The sun is throwing out magnetic storms that could disrupt your GPS, your cell phone signals, and maybe even cause soda machines to kill you in extremely violent 1980s movie style. Just ... Google it. In other news, the World Wide Web turned 20 this weekend, the kids of today are learning to be hackers at DefCon, and if you buy virtual gold instead of earning it, the terrorists win. No, really, that's actually kind of true.
A $2 billion cosmic ray detector attached to the International Space Station today already is beaming down a steady stream of data as torrents of high-energy particles from deep space pass through.
Turns out, you get punished for being a cute girl on Facebook ... at least that's our speculation about the bug that was disabling some women's profiles.
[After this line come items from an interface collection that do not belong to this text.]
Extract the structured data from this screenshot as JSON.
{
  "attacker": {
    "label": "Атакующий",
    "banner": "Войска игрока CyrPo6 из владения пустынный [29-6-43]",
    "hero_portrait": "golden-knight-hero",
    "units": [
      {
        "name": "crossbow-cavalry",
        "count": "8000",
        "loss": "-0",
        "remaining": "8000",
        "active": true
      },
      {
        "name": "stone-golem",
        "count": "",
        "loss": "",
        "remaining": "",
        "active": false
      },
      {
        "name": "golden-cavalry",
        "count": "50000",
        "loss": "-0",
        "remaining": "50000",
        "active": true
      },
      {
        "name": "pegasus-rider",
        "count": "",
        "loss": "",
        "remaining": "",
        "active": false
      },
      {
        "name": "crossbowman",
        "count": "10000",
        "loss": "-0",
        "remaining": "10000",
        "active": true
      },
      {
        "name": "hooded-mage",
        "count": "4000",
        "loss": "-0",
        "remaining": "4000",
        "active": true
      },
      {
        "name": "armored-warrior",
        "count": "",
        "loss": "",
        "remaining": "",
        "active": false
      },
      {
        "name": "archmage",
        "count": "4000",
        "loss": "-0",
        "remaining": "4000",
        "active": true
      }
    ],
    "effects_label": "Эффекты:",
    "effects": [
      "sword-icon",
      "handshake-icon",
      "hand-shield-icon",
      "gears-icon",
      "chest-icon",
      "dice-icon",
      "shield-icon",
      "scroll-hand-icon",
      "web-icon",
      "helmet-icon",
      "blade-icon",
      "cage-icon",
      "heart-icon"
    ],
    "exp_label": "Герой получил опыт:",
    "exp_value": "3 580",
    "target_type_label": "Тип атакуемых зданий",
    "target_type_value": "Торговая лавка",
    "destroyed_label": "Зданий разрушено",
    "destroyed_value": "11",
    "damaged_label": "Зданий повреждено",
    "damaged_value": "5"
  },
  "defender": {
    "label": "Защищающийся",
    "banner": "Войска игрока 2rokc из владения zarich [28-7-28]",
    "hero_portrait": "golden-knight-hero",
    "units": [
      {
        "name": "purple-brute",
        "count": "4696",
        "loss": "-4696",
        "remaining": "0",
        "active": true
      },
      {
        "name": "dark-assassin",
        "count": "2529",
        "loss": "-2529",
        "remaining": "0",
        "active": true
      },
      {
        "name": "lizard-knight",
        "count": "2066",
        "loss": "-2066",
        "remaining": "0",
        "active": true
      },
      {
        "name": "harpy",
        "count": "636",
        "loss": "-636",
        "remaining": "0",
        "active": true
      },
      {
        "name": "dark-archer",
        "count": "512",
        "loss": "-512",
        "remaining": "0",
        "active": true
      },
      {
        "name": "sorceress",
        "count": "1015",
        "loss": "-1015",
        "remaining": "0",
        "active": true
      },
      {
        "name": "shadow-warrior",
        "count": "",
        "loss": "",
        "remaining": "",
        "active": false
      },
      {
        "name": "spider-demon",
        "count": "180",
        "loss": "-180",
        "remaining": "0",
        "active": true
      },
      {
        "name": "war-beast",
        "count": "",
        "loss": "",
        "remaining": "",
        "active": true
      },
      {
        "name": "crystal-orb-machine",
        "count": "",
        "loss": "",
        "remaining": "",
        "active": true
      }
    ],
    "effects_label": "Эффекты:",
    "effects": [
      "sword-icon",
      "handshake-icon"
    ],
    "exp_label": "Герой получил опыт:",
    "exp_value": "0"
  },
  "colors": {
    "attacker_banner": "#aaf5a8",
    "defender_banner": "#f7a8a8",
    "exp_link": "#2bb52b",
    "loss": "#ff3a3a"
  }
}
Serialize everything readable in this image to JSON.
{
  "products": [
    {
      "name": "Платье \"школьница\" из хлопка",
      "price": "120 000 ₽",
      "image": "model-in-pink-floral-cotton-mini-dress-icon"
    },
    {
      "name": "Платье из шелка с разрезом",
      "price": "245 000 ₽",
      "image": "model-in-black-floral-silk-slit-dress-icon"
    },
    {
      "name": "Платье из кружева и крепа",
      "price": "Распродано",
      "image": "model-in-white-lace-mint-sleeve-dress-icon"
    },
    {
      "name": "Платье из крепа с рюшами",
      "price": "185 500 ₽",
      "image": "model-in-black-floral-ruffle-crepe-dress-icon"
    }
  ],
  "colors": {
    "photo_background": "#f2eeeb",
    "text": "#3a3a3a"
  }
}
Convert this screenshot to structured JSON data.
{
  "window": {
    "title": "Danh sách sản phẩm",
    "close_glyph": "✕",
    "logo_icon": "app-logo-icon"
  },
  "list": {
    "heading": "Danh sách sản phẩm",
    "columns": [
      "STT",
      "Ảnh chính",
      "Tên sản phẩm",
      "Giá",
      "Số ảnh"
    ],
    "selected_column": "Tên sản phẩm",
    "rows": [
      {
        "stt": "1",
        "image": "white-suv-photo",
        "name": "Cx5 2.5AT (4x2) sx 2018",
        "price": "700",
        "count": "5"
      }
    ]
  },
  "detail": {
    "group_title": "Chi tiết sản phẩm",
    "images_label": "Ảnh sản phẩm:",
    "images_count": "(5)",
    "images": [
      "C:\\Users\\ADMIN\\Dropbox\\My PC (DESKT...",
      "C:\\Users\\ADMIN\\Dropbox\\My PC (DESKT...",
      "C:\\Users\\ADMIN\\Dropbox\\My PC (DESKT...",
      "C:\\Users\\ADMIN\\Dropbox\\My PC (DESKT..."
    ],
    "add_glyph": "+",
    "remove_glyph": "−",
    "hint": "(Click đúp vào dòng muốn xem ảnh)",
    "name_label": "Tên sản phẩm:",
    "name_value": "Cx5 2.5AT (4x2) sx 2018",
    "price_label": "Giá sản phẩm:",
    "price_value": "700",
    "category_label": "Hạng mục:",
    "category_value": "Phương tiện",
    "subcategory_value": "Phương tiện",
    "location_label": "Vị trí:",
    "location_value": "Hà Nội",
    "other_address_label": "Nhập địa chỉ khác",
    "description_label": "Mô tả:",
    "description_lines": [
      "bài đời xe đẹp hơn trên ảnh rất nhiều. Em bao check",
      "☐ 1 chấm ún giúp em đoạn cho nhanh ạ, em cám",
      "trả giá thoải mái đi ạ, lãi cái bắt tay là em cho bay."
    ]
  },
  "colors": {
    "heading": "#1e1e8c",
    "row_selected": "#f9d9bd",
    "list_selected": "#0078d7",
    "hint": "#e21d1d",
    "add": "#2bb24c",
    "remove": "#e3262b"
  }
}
Also, Google Voice debuts in the iTunes app store, Hulu Plus drops to $7.99, and we watch the Green Lantern trailer live and ... we're not impressed. Plus, Cooks Source Magazine elects to go quietly and passive-aggressively into this dark publishing night. --Molly
The world needs to be clear about the motives of the scientists who are getting particles to crash into each other.
Newegg has this full-featured security suite, which includes three licenses, for free after a $40 mail-in rebate. Shipping is free as well.
If you work at a big company you'll be running Vista, like it or not.
SAP's Business by Design has major design flaw--it wasn't built to be a large scale multi-tenant application. Back to the drawing board.
Photos from Stanford's Linear Accelerator are awe-inspiring feats of engineering.
CNET Blog Network contributor Tim Leberecht asks whether Apple's "shock and awe" approach to product announcements is a dinosaur in a Web 2.0 world. Here's a another take.